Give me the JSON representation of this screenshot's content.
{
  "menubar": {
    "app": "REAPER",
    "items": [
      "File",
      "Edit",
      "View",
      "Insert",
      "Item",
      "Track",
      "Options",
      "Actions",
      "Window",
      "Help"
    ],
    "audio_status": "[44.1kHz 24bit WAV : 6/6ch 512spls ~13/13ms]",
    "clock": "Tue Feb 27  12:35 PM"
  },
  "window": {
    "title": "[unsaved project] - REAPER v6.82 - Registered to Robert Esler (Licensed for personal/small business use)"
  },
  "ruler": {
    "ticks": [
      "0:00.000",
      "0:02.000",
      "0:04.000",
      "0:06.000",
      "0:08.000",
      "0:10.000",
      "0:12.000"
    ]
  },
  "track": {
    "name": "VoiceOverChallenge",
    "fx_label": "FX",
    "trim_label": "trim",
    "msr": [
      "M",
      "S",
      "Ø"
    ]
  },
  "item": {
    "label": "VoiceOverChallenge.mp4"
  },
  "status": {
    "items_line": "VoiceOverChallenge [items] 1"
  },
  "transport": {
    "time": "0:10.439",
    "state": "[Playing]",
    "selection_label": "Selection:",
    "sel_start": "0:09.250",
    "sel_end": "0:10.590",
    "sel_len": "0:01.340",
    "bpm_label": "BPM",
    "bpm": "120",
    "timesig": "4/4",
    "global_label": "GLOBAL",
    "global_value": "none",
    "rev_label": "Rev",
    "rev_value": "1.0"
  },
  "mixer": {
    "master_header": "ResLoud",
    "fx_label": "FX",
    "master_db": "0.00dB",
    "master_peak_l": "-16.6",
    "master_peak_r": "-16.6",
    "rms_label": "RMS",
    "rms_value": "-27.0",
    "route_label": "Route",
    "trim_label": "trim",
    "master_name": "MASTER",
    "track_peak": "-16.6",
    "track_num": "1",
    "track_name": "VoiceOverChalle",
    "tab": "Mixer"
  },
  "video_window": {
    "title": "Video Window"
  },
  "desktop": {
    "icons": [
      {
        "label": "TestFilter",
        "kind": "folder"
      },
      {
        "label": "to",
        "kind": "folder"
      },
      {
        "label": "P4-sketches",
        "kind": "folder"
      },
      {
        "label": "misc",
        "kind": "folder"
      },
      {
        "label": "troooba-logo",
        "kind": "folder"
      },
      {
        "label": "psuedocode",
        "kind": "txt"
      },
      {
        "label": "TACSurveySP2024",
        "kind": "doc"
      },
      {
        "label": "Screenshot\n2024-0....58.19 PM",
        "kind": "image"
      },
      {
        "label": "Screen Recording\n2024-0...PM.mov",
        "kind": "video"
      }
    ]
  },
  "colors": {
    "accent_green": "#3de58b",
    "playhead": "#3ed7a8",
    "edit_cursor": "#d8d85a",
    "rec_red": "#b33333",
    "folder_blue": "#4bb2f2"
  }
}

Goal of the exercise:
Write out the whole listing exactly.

Exercise response:
Give me the JSON representation of this screenshot's content.
{
  "menubar": {
    "app": "REAPER",
    "items": [
      "File",
      "Edit",
      "View",
      "Insert",
      "Item",
      "Track",
      "Options",
      "Actions",
      "Window",
      "Help"
    ],
    "audio_status": "[44.1kHz 24bit WAV : 6/6ch 512spls ~13/13ms]",
    "clock": "Tue Feb 27  12:35 PM"
  },
  "window": {
    "title": "[unsaved project] - REAPER v6.82 - Registered to Robert Esler (Licensed for personal/small business use)"
  },
  "ruler": {
    "ticks": [
      "0:00.000",
      "0:02.000",
      "0:04.000",
      "0:06.000",
      "0:08.000",
      "0:10.000",
      "0:12.000"
    ]
  },
  "track": {
    "name": "VoiceOverChallenge",
    "fx_label": "FX",
    "trim_label": "trim",
    "msr": [
      "M",
      "S",
      "Ø"
    ]
  },
  "item": {
    "label": "VoiceOverChallenge.mp4"
  },
  "status": {
    "items_line": "VoiceOverChallenge [items] 1"
  },
  "transport": {
    "time": "0:10.439",
    "state": "[Playing]",
    "selection_label": "Selection:",
    "sel_start": "0:09.250",
    "sel_end": "0:10.590",
    "sel_len": "0:01.340",
    "bpm_label": "BPM",
    "bpm": "120",
    "timesig": "4/4",
    "global_label": "GLOBAL",
    "global_value": "none",
    "rev_label": "Rev",
    "rev_value": "1.0"
  },
  "mixer": {
    "master_header": "ResLoud",
    "fx_label": "FX",
    "master_db": "0.00dB",
    "master_peak_l": "-16.6",
    "master_peak_r": "-16.6",
    "rms_label": "RMS",
    "rms_value": "-27.0",
    "route_label": "Route",
    "trim_label": "trim",
    "master_name": "MASTER",
    "track_peak": "-16.6",
    "track_num": "1",
    "track_name": "VoiceOverChalle",
    "tab": "Mixer"
  },
  "video_window": {
    "title": "Video Window"
  },
  "desktop": {
    "icons": [
      {
        "label": "TestFilter",
        "kind": "folder"
      },
      {
        "label": "to",
        "kind": "folder"
      },
      {
        "label": "P4-sketches",
        "kind": "folder"
      },
      {
        "label": "misc",
        "kind": "folder"
      },
      {
        "label": "troooba-logo",
        "kind": "folder"
      },
      {
        "label": "psuedocode",
        "kind": "txt"
      },
      {
        "label": "TACSurveySP2024",
        "kind": "doc"
      },
      {
        "label": "Screenshot\n2024-0....58.19 PM",
        "kind": "image"
      },
      {
        "label": "Screen Recording\n2024-0...PM.mov",
        "kind": "video"
      }
    ]
  },
  "colors": {
    "accent_green": "#3de58b",
    "playhead": "#3ed7a8",
    "edit_cursor": "#d8d85a",
    "rec_red": "#b33333",
    "folder_blue": "#4bb2f2"
  }
}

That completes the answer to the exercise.